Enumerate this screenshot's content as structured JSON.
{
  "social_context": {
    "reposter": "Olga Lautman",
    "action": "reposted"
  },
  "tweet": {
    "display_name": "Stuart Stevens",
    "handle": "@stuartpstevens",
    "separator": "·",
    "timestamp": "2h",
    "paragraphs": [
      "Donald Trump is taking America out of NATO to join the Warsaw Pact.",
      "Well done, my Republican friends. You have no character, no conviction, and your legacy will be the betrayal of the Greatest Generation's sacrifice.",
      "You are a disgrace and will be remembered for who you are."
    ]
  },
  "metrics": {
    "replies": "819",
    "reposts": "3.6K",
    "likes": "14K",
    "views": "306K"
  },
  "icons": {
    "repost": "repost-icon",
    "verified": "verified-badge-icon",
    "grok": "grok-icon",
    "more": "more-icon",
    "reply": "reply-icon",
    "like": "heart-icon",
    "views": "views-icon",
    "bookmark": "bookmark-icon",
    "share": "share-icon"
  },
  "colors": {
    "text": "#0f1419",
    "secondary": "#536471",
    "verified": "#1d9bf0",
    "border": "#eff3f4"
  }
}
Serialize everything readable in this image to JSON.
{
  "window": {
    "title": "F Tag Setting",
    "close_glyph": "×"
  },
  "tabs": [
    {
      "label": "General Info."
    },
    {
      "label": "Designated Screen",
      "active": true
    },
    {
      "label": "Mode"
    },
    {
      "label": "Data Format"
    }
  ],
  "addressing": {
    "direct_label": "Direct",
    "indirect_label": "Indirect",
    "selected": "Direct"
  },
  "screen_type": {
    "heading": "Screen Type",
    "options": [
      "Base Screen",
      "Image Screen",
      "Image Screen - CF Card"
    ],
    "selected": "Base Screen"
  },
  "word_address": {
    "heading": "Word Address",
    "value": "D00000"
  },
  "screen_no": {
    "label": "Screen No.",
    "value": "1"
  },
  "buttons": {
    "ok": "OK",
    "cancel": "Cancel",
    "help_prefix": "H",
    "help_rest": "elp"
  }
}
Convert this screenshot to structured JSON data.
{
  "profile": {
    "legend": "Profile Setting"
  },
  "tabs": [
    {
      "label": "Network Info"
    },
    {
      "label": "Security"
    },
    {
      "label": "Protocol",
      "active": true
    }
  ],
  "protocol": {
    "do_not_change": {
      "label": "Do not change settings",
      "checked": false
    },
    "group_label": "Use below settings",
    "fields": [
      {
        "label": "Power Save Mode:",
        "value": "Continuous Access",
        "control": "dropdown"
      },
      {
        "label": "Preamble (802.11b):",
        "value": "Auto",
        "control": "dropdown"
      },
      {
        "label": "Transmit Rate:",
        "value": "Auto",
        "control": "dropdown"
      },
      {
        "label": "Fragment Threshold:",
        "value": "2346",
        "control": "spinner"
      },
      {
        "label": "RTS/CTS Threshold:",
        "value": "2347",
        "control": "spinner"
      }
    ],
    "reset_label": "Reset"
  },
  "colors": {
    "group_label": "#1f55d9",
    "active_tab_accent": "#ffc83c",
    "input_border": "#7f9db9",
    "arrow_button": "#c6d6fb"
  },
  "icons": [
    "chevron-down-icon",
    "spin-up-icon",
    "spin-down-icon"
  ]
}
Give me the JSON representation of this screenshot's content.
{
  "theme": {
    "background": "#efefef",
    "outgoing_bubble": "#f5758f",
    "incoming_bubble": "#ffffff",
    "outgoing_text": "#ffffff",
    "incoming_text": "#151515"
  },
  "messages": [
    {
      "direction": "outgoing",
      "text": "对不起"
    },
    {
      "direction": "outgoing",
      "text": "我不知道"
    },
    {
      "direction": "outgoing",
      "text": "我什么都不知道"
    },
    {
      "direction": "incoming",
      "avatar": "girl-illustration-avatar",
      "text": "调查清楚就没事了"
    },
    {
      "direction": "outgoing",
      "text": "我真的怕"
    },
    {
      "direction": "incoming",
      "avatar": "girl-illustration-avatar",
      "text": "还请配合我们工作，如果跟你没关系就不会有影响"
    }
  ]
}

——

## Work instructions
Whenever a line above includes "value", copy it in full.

## Exercise output
    "value": "D00000"
    "value": "1"
        "value": "Continuous Access",
        "value": "Auto",
        "value": "Auto",
        "value": "2346",
        "value": "2347",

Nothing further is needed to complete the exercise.